BEGIN TASK INPUT

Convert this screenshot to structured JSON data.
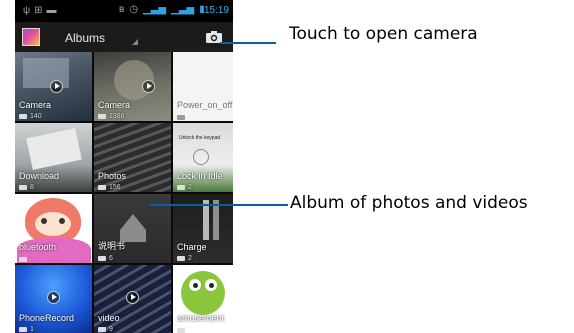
{
  "status_bar": {
    "time": "15:19",
    "left_icons": [
      "usb-icon",
      "android-debug-icon",
      "sd-card-icon"
    ],
    "right_icons": [
      "bluetooth-icon",
      "alarm-icon",
      "signal-icon",
      "signal-icon",
      "battery-icon"
    ]
  },
  "action_bar": {
    "title": "Albums",
    "app_icon": "gallery-app-icon",
    "camera_icon": "camera-icon"
  },
  "albums": [
    {
      "name": "Camera",
      "count": "140",
      "count_icon": "camera-icon",
      "video": true
    },
    {
      "name": "Camera",
      "count": "2386",
      "count_icon": "folder-icon",
      "video": true
    },
    {
      "name": "Power_on_off",
      "count": "",
      "count_icon": "folder-icon",
      "video": false
    },
    {
      "name": "Download",
      "count": "8",
      "count_icon": "folder-icon",
      "video": false
    },
    {
      "name": "Photos",
      "count": "156",
      "count_icon": "folder-icon",
      "video": false
    },
    {
      "name": "Lock in Idle",
      "count": "2",
      "count_icon": "folder-icon",
      "video": false,
      "overlay_text": "Unlock the keypad"
    },
    {
      "name": "bluetooth",
      "count": "",
      "count_icon": "folder-icon",
      "video": false
    },
    {
      "name": "说明书",
      "count": "6",
      "count_icon": "folder-icon",
      "video": false
    },
    {
      "name": "Charge",
      "count": "2",
      "count_icon": "folder-icon",
      "video": false
    },
    {
      "name": "PhoneRecord",
      "count": "1",
      "count_icon": "folder-icon",
      "video": true
    },
    {
      "name": "video",
      "count": "9",
      "count_icon": "folder-icon",
      "video": true
    },
    {
      "name": "amusement",
      "count": "",
      "count_icon": "folder-icon",
      "video": false
    }
  ],
  "callouts": {
    "camera": "Touch to open camera",
    "album": "Album of photos and videos"
  },
  "colors": {
    "callout_line": "#0a5fa8",
    "status_accent": "#33b5e5"
  }
}
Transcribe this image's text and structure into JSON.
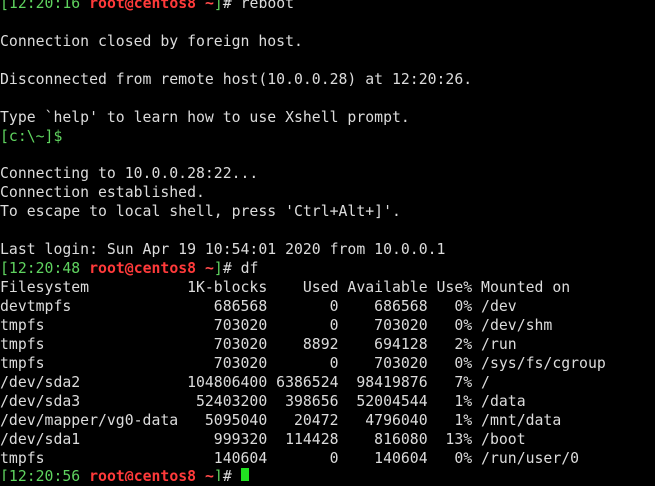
{
  "terminal": {
    "lines": [
      {
        "kind": "prompt",
        "time": "12:20:16",
        "user": "root",
        "at": "@",
        "host": "centos8",
        "path": "~",
        "command": "reboot"
      },
      {
        "kind": "text",
        "text": ""
      },
      {
        "kind": "text",
        "text": "Connection closed by foreign host."
      },
      {
        "kind": "text",
        "text": ""
      },
      {
        "kind": "text",
        "text": "Disconnected from remote host(10.0.0.28) at 12:20:26."
      },
      {
        "kind": "text",
        "text": ""
      },
      {
        "kind": "text",
        "text": "Type `help' to learn how to use Xshell prompt."
      },
      {
        "kind": "local",
        "prompt": "[c:\\~]$"
      },
      {
        "kind": "text",
        "text": ""
      },
      {
        "kind": "text",
        "text": "Connecting to 10.0.0.28:22..."
      },
      {
        "kind": "text",
        "text": "Connection established."
      },
      {
        "kind": "text",
        "text": "To escape to local shell, press 'Ctrl+Alt+]'."
      },
      {
        "kind": "text",
        "text": ""
      },
      {
        "kind": "text",
        "text": "Last login: Sun Apr 19 10:54:01 2020 from 10.0.0.1"
      },
      {
        "kind": "prompt",
        "time": "12:20:48",
        "user": "root",
        "at": "@",
        "host": "centos8",
        "path": "~",
        "command": "df"
      },
      {
        "kind": "text",
        "text": "Filesystem           1K-blocks    Used Available Use% Mounted on"
      },
      {
        "kind": "text",
        "text": "devtmpfs                686568       0    686568   0% /dev"
      },
      {
        "kind": "text",
        "text": "tmpfs                   703020       0    703020   0% /dev/shm"
      },
      {
        "kind": "text",
        "text": "tmpfs                   703020    8892    694128   2% /run"
      },
      {
        "kind": "text",
        "text": "tmpfs                   703020       0    703020   0% /sys/fs/cgroup"
      },
      {
        "kind": "text",
        "text": "/dev/sda2            104806400 6386524  98419876   7% /"
      },
      {
        "kind": "text",
        "text": "/dev/sda3             52403200  398656  52004544   1% /data"
      },
      {
        "kind": "text",
        "text": "/dev/mapper/vg0-data   5095040   20472   4796040   1% /mnt/data"
      },
      {
        "kind": "text",
        "text": "/dev/sda1               999320  114428    816080  13% /boot"
      },
      {
        "kind": "text",
        "text": "tmpfs                   140604       0    140604   0% /run/user/0"
      },
      {
        "kind": "prompt",
        "time": "12:20:56",
        "user": "root",
        "at": "@",
        "host": "centos8",
        "path": "~",
        "command": "",
        "cursor": true
      }
    ]
  },
  "colors": {
    "background": "#000000",
    "text": "#d8d8d8",
    "prompt_user_host": "#ff3a3a",
    "prompt_brackets": "#5fd35f",
    "cursor": "#21e021"
  }
}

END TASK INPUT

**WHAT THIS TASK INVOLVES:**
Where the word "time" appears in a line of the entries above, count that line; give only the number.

**ANSWER AREA:**
4